The name ‘Aarohi’ derives from classical Hindustani music, signifying ascendance or growth…the growth of thought, creativity and harmony.

Beginning with specific development plans in 4 villages, Aarohi set to work with a focus in natural resource management and curative services, eventually adding to this, a livelihoods initiative and a primary school.

Oona, the founding spirit of Aarohi, left us prematurely in 1996. Her direction set the foundation for change, and the processes continued to expand in ever increasing circles to involve more and more people.

The organization is headquartered in Satoli, a village 6,000 feet above sea level, in Nainital District. Its over two-decade journey has been one of trials and tribulations, but also of much excitement and growth.

Once-sleepy Satoli is today a buzzing node of grassroots action that has, in some way or other, touched the lives of over 50,000 people in hundreds of villages.

The area and its challenges

Culturally unique, the region is inhabited by communities which live in harmony with the nature. Farming is household based subsistence farming, with little to no marketable surplus. Over years, they have learnt to manage the fragile mountain ecosystem and cope with the hardships synonymous to mountain existence. The art, the architecture, the agricultural practices, the conservation and management of natural resources, the frugal technologies; the very way of life has been shaped through generations of interaction with these mountains.

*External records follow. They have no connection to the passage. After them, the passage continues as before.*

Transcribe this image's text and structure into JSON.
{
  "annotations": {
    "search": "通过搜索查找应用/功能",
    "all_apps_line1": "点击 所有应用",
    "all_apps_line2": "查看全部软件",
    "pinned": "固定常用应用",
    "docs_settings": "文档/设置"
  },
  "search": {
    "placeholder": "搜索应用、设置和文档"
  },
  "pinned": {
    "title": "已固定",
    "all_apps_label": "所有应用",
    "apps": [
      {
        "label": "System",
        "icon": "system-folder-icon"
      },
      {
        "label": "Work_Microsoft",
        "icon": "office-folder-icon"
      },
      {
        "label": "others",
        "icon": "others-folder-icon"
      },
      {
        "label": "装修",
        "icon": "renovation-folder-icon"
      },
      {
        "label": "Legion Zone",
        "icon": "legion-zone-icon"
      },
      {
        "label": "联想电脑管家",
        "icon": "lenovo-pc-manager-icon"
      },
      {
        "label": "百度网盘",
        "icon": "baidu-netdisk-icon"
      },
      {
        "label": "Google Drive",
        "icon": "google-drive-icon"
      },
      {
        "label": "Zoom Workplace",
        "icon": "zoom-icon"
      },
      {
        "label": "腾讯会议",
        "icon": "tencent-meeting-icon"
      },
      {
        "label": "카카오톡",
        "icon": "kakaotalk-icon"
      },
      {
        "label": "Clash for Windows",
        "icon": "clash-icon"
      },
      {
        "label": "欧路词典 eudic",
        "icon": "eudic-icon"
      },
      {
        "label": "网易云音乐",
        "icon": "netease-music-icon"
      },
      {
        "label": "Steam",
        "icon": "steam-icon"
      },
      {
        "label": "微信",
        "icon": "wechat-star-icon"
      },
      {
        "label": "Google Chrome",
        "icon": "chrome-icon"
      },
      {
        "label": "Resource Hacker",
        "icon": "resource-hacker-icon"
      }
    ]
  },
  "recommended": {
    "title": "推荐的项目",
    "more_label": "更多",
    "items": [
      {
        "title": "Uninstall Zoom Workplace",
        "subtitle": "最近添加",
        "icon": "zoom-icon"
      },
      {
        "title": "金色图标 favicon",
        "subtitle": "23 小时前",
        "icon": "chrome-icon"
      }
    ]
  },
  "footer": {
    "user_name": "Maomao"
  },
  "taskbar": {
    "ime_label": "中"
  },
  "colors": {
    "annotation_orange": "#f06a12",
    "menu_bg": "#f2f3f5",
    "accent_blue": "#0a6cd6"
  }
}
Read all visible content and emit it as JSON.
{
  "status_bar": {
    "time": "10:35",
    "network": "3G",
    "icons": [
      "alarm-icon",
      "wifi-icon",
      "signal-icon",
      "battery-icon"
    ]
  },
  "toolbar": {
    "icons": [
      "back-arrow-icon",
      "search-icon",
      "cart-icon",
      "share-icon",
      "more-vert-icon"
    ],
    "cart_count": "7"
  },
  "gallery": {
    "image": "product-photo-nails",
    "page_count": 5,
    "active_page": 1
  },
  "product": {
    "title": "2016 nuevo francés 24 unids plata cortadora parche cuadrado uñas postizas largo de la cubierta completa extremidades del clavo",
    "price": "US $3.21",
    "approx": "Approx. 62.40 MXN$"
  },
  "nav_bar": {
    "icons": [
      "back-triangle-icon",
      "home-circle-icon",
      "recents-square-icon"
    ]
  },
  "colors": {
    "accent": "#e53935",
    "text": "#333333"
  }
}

The mountain people are amongst the most disadvantaged people, anywhere in the world. Harsh climate, difficult terrain and poor access hamper development in the region. Being away from the centre of commerce and power, the communities here remain on the periphery. Migration is one of the highest in the mountains. Health, especially of the women and children is compromised. Poor infrastructure makes access to services difficult. Oppressive social practices and traditions further reduce the scope for change.

Development work takes a different dimension and scale here.